Meanwhile in a quarterly review of the central bank's forecasts, the BoJ maintained its core CPI forecast for fiscal 2017 at 0.8 percent. However, medium-to-long-term inflation expectations are projected to rise as firms' stance gradually shifts toward raising wages and prices with an improvement in the output gap continuing. Considering the timing for inflation to reach 2 percent, policymakers said it will likely be around fiscal 2019. Regarding the GDP, the central bank said the projected growth rates are more or less unchanged from an earlier projection.

Excerpts from the Outlook for Economic Activity and Prices:

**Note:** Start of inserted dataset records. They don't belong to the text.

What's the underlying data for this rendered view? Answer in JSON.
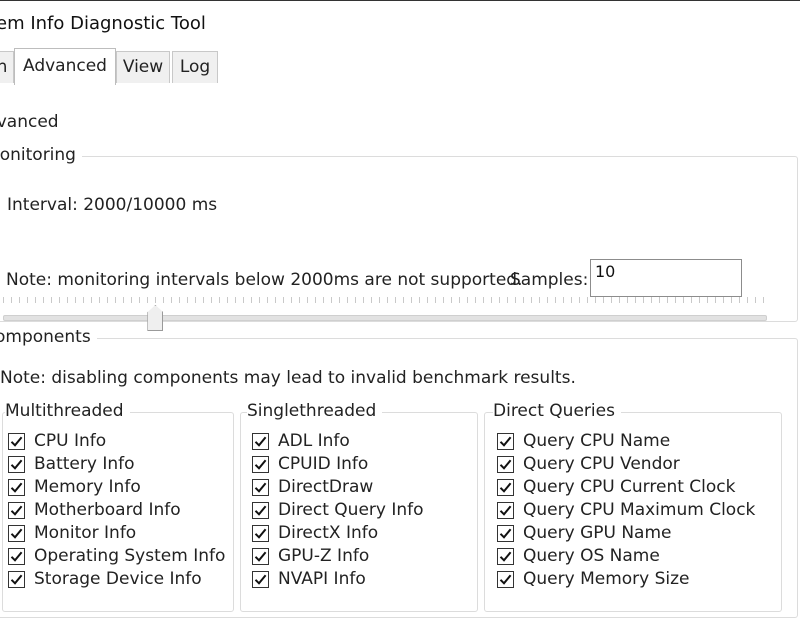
{
  "window": {
    "title": "em Info Diagnostic Tool"
  },
  "tabs": [
    {
      "label": "n",
      "active": false
    },
    {
      "label": "Advanced",
      "active": true
    },
    {
      "label": "View",
      "active": false
    },
    {
      "label": "Log",
      "active": false
    }
  ],
  "advanced": {
    "heading": "lvanced",
    "monitoring": {
      "legend": "lonitoring",
      "interval_label": "Interval: 2000/10000 ms",
      "interval_value": 2000,
      "interval_max": 10000,
      "note": "Note: monitoring intervals below 2000ms are not supported.",
      "samples_label": "Samples:",
      "samples_value": "10"
    },
    "components": {
      "legend": "omponents",
      "note": "Note: disabling components may lead to invalid benchmark results.",
      "groups": [
        {
          "title": "Multithreaded",
          "items": [
            {
              "label": "CPU Info",
              "checked": true
            },
            {
              "label": "Battery Info",
              "checked": true
            },
            {
              "label": "Memory Info",
              "checked": true
            },
            {
              "label": "Motherboard Info",
              "checked": true
            },
            {
              "label": "Monitor Info",
              "checked": true
            },
            {
              "label": "Operating System Info",
              "checked": true
            },
            {
              "label": "Storage Device Info",
              "checked": true
            }
          ]
        },
        {
          "title": "Singlethreaded",
          "items": [
            {
              "label": "ADL Info",
              "checked": true
            },
            {
              "label": "CPUID Info",
              "checked": true
            },
            {
              "label": "DirectDraw",
              "checked": true
            },
            {
              "label": "Direct Query Info",
              "checked": true
            },
            {
              "label": "DirectX Info",
              "checked": true
            },
            {
              "label": "GPU-Z Info",
              "checked": true
            },
            {
              "label": "NVAPI Info",
              "checked": true
            }
          ]
        },
        {
          "title": "Direct Queries",
          "items": [
            {
              "label": "Query CPU Name",
              "checked": true
            },
            {
              "label": "Query CPU Vendor",
              "checked": true
            },
            {
              "label": "Query CPU Current Clock",
              "checked": true
            },
            {
              "label": "Query CPU Maximum Clock",
              "checked": true
            },
            {
              "label": "Query GPU Name",
              "checked": true
            },
            {
              "label": "Query OS Name",
              "checked": true
            },
            {
              "label": "Query Memory Size",
              "checked": true
            }
          ]
        }
      ]
    }
  }
}
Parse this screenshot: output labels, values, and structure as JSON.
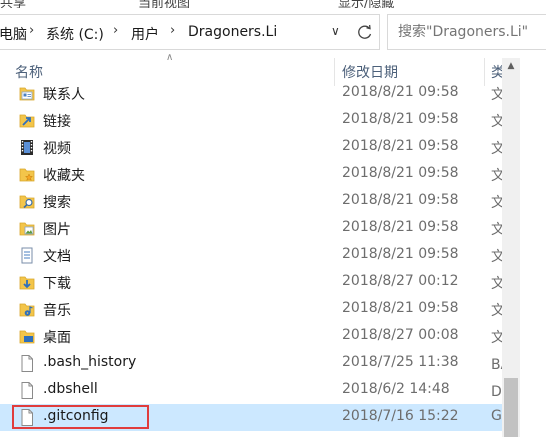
{
  "ribbon": {
    "cut_label_1": "共享",
    "cut_label_2": "当前视图",
    "cut_label_3": "显示/隐藏"
  },
  "address": {
    "crumbs": [
      "电脑",
      "系统 (C:)",
      "用户",
      "Dragoners.Li"
    ]
  },
  "search": {
    "placeholder": "搜索\"Dragoners.Li\""
  },
  "columns": {
    "name": "名称",
    "date": "修改日期",
    "type": "类型"
  },
  "files": [
    {
      "name": "联系人",
      "date": "2018/8/21 09:58",
      "type": "文件夹",
      "icon": "contacts-folder-icon"
    },
    {
      "name": "链接",
      "date": "2018/8/21 09:58",
      "type": "文件夹",
      "icon": "links-folder-icon"
    },
    {
      "name": "视频",
      "date": "2018/8/21 09:58",
      "type": "文件夹",
      "icon": "videos-folder-icon"
    },
    {
      "name": "收藏夹",
      "date": "2018/8/21 09:58",
      "type": "文件夹",
      "icon": "favorites-folder-icon"
    },
    {
      "name": "搜索",
      "date": "2018/8/21 09:58",
      "type": "文件夹",
      "icon": "searches-folder-icon"
    },
    {
      "name": "图片",
      "date": "2018/8/21 09:58",
      "type": "文件夹",
      "icon": "pictures-folder-icon"
    },
    {
      "name": "文档",
      "date": "2018/8/21 09:58",
      "type": "文件夹",
      "icon": "documents-folder-icon"
    },
    {
      "name": "下载",
      "date": "2018/8/27 00:12",
      "type": "文件夹",
      "icon": "downloads-folder-icon"
    },
    {
      "name": "音乐",
      "date": "2018/8/21 09:58",
      "type": "文件夹",
      "icon": "music-folder-icon"
    },
    {
      "name": "桌面",
      "date": "2018/8/27 00:08",
      "type": "文件夹",
      "icon": "desktop-folder-icon"
    },
    {
      "name": ".bash_history",
      "date": "2018/7/25 11:38",
      "type": "BASH_HISTORY 文件",
      "icon": "file-icon"
    },
    {
      "name": ".dbshell",
      "date": "2018/6/2 14:48",
      "type": "DBSHELL 文件",
      "icon": "file-icon"
    },
    {
      "name": ".gitconfig",
      "date": "2018/7/16 15:22",
      "type": "Git Config",
      "icon": "file-icon"
    }
  ],
  "colors": {
    "selected_row": "#cce8ff",
    "highlight_border": "#e03c3c",
    "header_text": "#4c607a"
  }
}
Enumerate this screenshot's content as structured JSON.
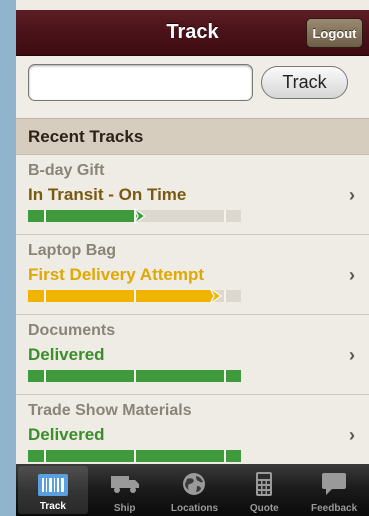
{
  "header": {
    "title": "Track",
    "logout_label": "Logout"
  },
  "search": {
    "value": "",
    "placeholder": "",
    "button_label": "Track"
  },
  "section": {
    "title": "Recent Tracks"
  },
  "tracks": [
    {
      "name": "B-day Gift",
      "status": "In Transit - On Time",
      "status_color": "#7a5a12",
      "progress": 0.52,
      "bar_color": "#3f9a3b",
      "arrow": true
    },
    {
      "name": "Laptop Bag",
      "status": "First Delivery Attempt",
      "status_color": "#e0a800",
      "progress": 0.88,
      "bar_color": "#f0b400",
      "arrow": true
    },
    {
      "name": "Documents",
      "status": "Delivered",
      "status_color": "#3b8f2a",
      "progress": 1.0,
      "bar_color": "#3f9a3b",
      "arrow": false
    },
    {
      "name": "Trade Show Materials",
      "status": "Delivered",
      "status_color": "#3b8f2a",
      "progress": 1.0,
      "bar_color": "#3f9a3b",
      "arrow": false
    }
  ],
  "tabs": [
    {
      "label": "Track",
      "icon": "barcode-icon",
      "active": true
    },
    {
      "label": "Ship",
      "icon": "truck-icon",
      "active": false
    },
    {
      "label": "Locations",
      "icon": "globe-icon",
      "active": false
    },
    {
      "label": "Quote",
      "icon": "calculator-icon",
      "active": false
    },
    {
      "label": "Feedback",
      "icon": "speech-bubble-icon",
      "active": false
    }
  ]
}
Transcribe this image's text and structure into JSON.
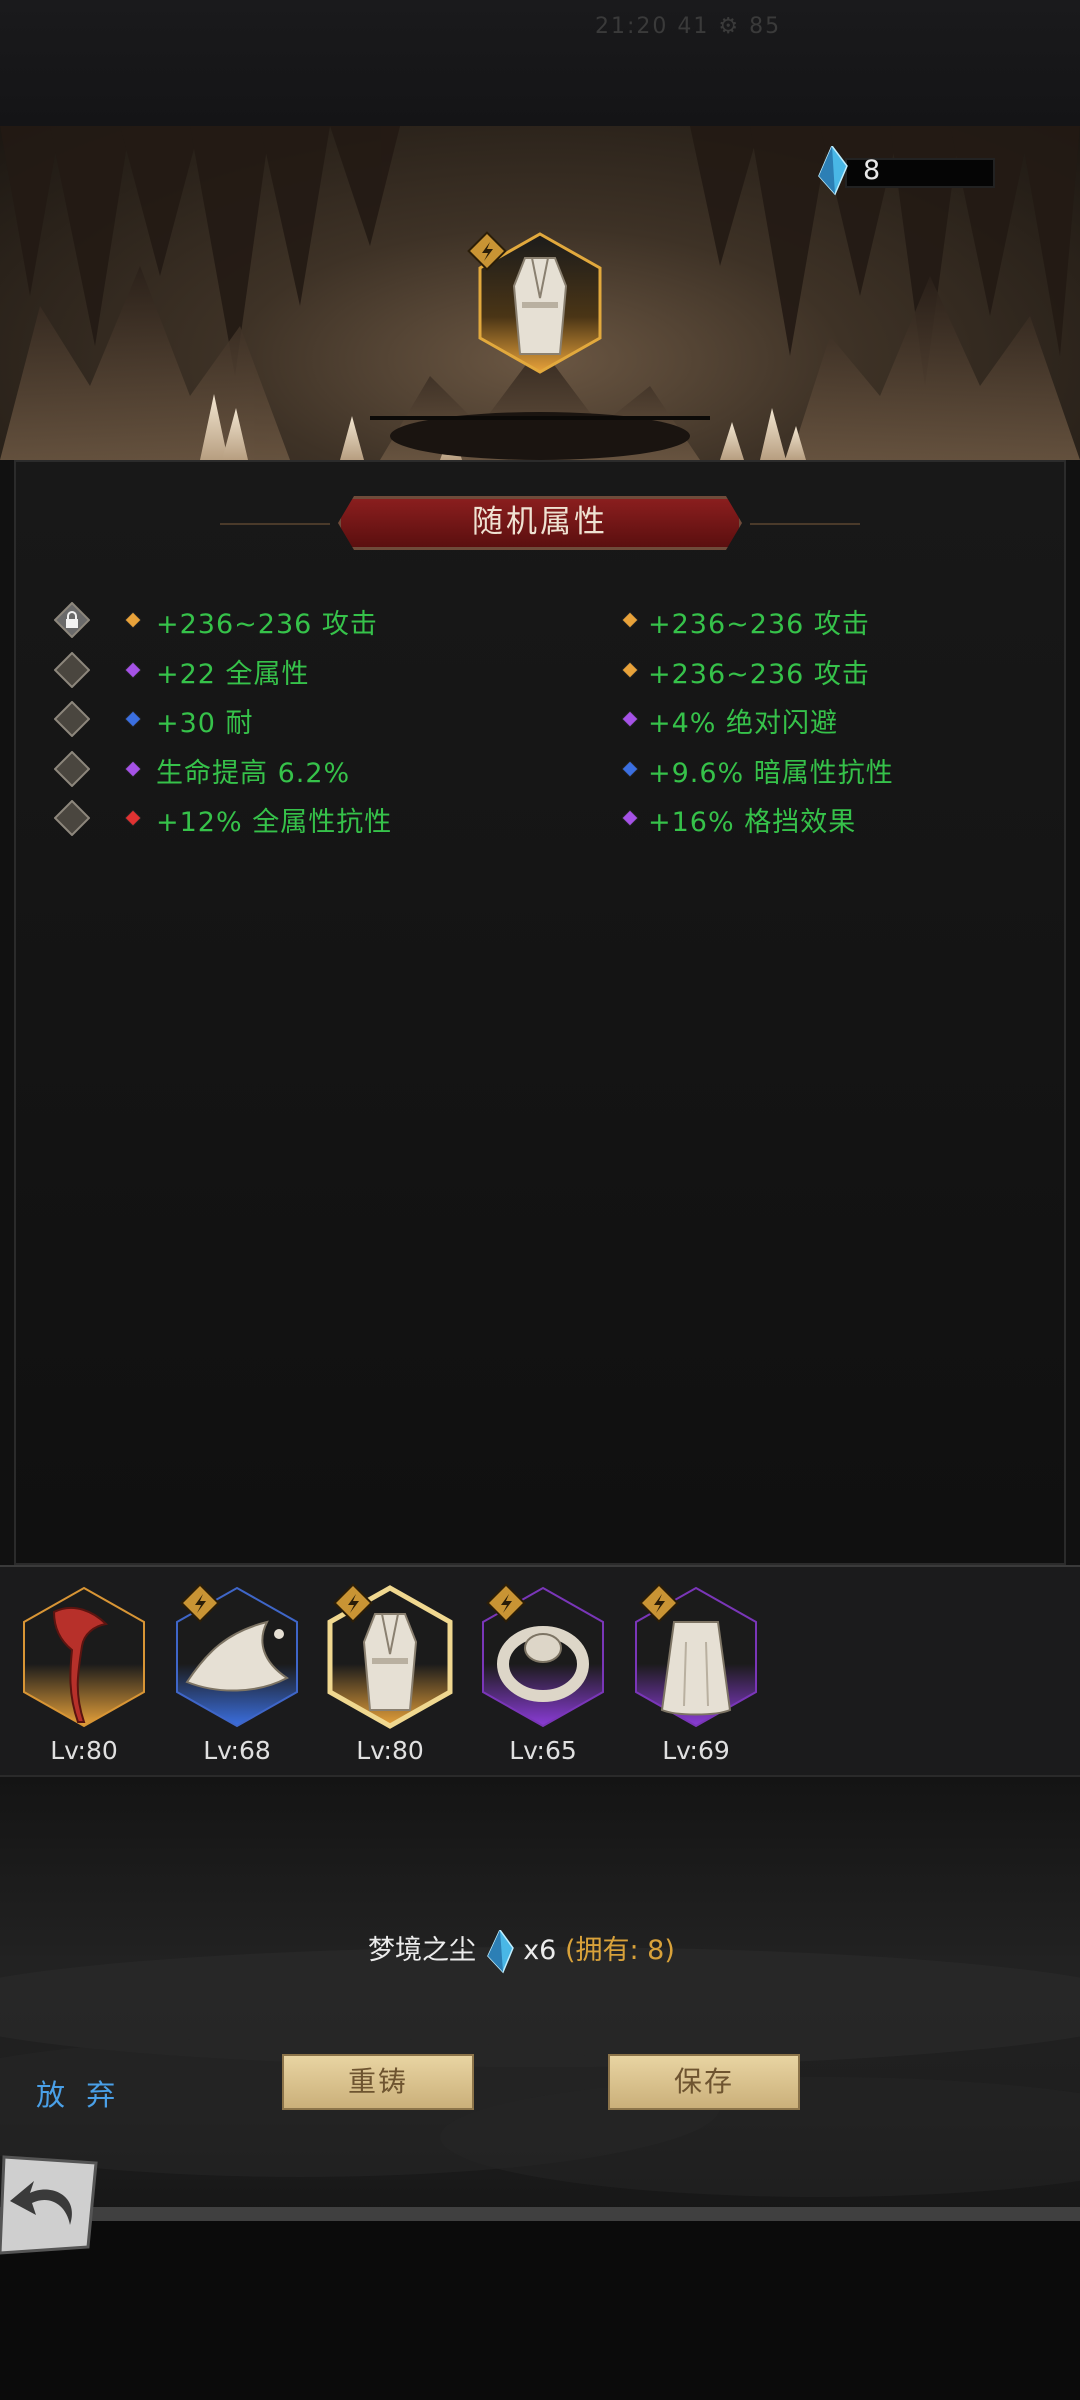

Japan's economy is likely to continue its moderate expansion. Through fiscal 2018, domestic demand is likely to follow an uptrend, with a virtuous cycle from income to spending being maintained in both corporate and household sectors, on the back of highly accommodative financial conditions and underpinnings through the government's past stimulus measures. Business fixed investment is likely to continue increasing, supported by acccommodative financial conditions, heightened growth expectations and increases in Olympic Games-related investment, as well as in labor-saving investment to address the labor shortage. Private consumption is also expected to follow a moderate increasing trend as employment and income situation continues to improve. Public investment is expected to remain at a relatively high level, mainly reflecting Olympic Games-related demand, although the positive effects resulting from the past stimulus measures are likely to diminish moderately. Meanwhile, overseas economies are expected to continue growing at a moderate pace. Exports are expected to continue their moderate increasing trend on the back of such growth in overseas economies.

For fiscal 2018, the economy is expected to expand by 1.4 percent, unchanged from an earlier projection. Core CPI for the year is projected to rise by 1.4 percent, the same as the preceding forecasts.

With regard to the outlook, the year-on-year rate of change in the CPI is likely to continue on an uptrend and increase toward 2 percent, mainly on the back of the improvement in the output gap and the rise in medium- to long-term inflation expectations. Comparing the current projections with the previous ones, the projected rates of increase in the CPI are more or less unchanged. The timing of the year-on-year rate of change in the CPI reaching around 2 percent will likely be around fiscal 2019.

BoJ Holds Monetary Policy Steady